(DATASET RECORDS Opens)

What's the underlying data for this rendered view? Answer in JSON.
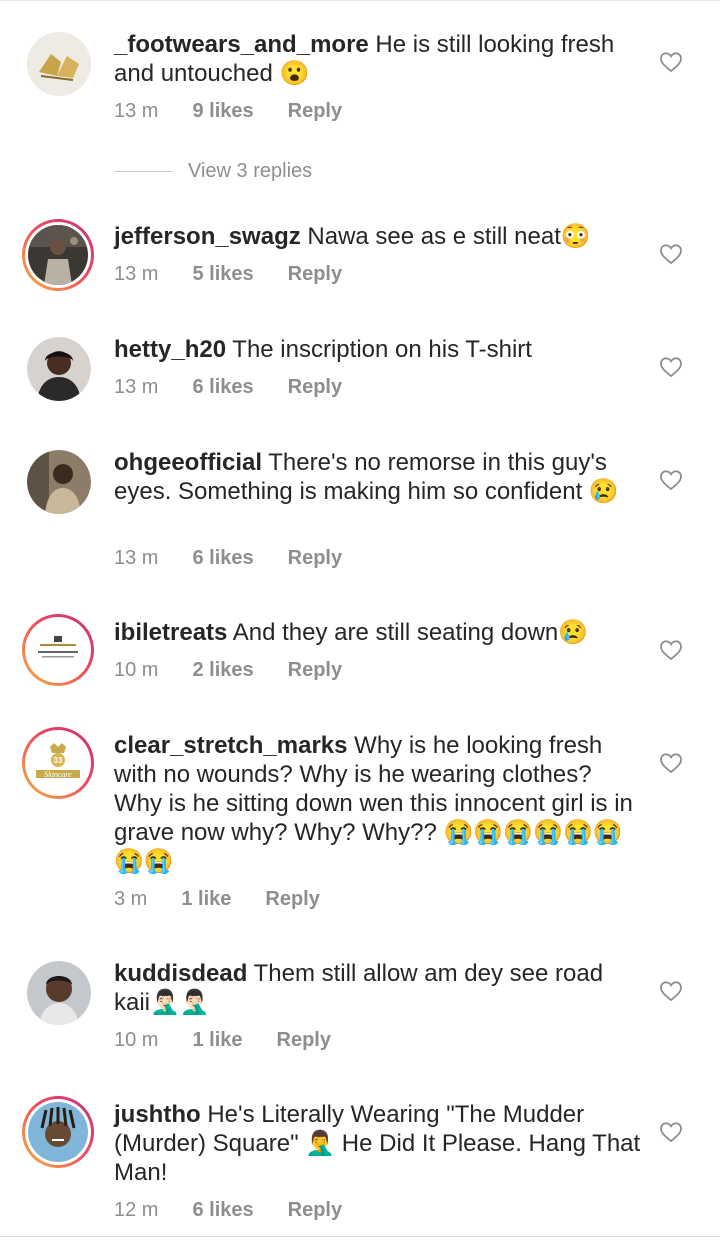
{
  "comments": [
    {
      "username": "_footwears_and_more",
      "text": " He is still looking fresh and untouched 😮",
      "time": "13 m",
      "likes": "9 likes",
      "reply": "Reply",
      "avatar": "shoe-avatar",
      "story_ring": false
    },
    {
      "username": "jefferson_swagz",
      "text": " Nawa see as e  still neat😳",
      "time": "13 m",
      "likes": "5 likes",
      "reply": "Reply",
      "avatar": "studio-avatar",
      "story_ring": true
    },
    {
      "username": "hetty_h20",
      "text": " The inscription on his T-shirt",
      "time": "13 m",
      "likes": "6 likes",
      "reply": "Reply",
      "avatar": "portrait-avatar",
      "story_ring": false
    },
    {
      "username": "ohgeeofficial",
      "text": " There's no remorse in this guy's eyes. Something is making him so confident 😢",
      "time": "13 m",
      "likes": "6 likes",
      "reply": "Reply",
      "avatar": "portrait-avatar",
      "story_ring": false
    },
    {
      "username": "ibiletreats",
      "text": " And they are still seating down😢",
      "time": "10 m",
      "likes": "2 likes",
      "reply": "Reply",
      "avatar": "logo-avatar",
      "story_ring": true
    },
    {
      "username": "clear_stretch_marks",
      "text": " Why is he looking fresh with no wounds? Why is he wearing clothes? Why is he sitting down wen this innocent girl is in grave now why? Why? Why?? 😭😭😭😭😭😭😭😭",
      "time": "3 m",
      "likes": "1 like",
      "reply": "Reply",
      "avatar": "skincare-logo-avatar",
      "story_ring": true
    },
    {
      "username": "kuddisdead",
      "text": " Them still allow am dey see road kaii🤦🏻‍♂️🤦🏻‍♂️",
      "time": "10 m",
      "likes": "1 like",
      "reply": "Reply",
      "avatar": "portrait-avatar",
      "story_ring": false
    },
    {
      "username": "jushtho",
      "text": " He's Literally Wearing \"The Mudder (Murder) Square\" 🤦‍♂️ He Did It Please. Hang That Man!",
      "time": "12 m",
      "likes": "6 likes",
      "reply": "Reply",
      "avatar": "portrait-avatar",
      "story_ring": true
    }
  ],
  "view_replies": {
    "label": "View 3 replies"
  },
  "logos": {
    "skincare_text": "Skincare",
    "skincare_badge": "33"
  },
  "colors": {
    "text": "#262626",
    "meta": "#8e8e8e",
    "ring_start": "#f6b540",
    "ring_end": "#c1317f"
  }
}
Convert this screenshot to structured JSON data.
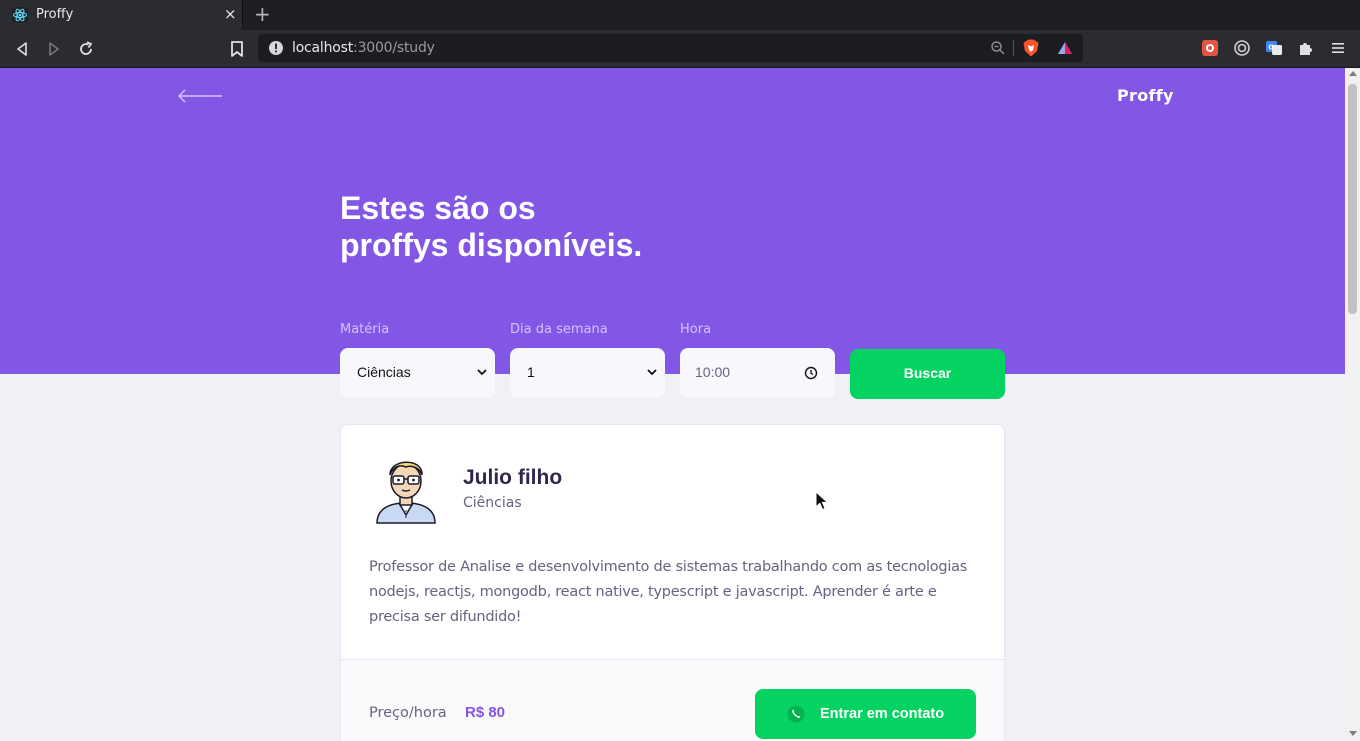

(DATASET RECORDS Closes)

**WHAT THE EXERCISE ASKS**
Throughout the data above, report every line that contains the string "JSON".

**SOLVED EXERCISE**
What's the underlying data for this rendered view? Answer in JSON.
Convert this screenshot to structured JSON data.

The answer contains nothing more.